[[ SOURCE INFORMATION, beginning ]]
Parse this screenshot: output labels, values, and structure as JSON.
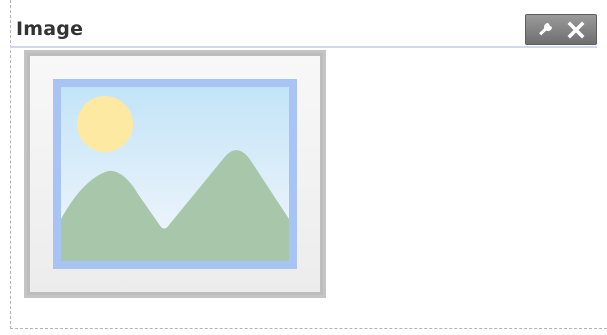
{
  "widget": {
    "title": "Image"
  },
  "toolbar": {
    "icons": [
      "wrench-icon",
      "close-icon"
    ]
  },
  "colors": {
    "sky_top": "#c3e4f8",
    "sky_bottom": "#f4f7fb",
    "frame_border": "#a8c4f5",
    "mountain": "#a8c7aa",
    "sun": "#fde9a2",
    "header_rule": "#d3d8e8"
  }
}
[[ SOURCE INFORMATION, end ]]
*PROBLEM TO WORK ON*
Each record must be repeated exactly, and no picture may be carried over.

*FINAL ANSWER*
Parse this screenshot: output labels, values, and structure as JSON.
{
  "widget": {
    "title": "Image"
  },
  "toolbar": {
    "icons": [
      "wrench-icon",
      "close-icon"
    ]
  },
  "colors": {
    "sky_top": "#c3e4f8",
    "sky_bottom": "#f4f7fb",
    "frame_border": "#a8c4f5",
    "mountain": "#a8c7aa",
    "sun": "#fde9a2",
    "header_rule": "#d3d8e8"
  }
}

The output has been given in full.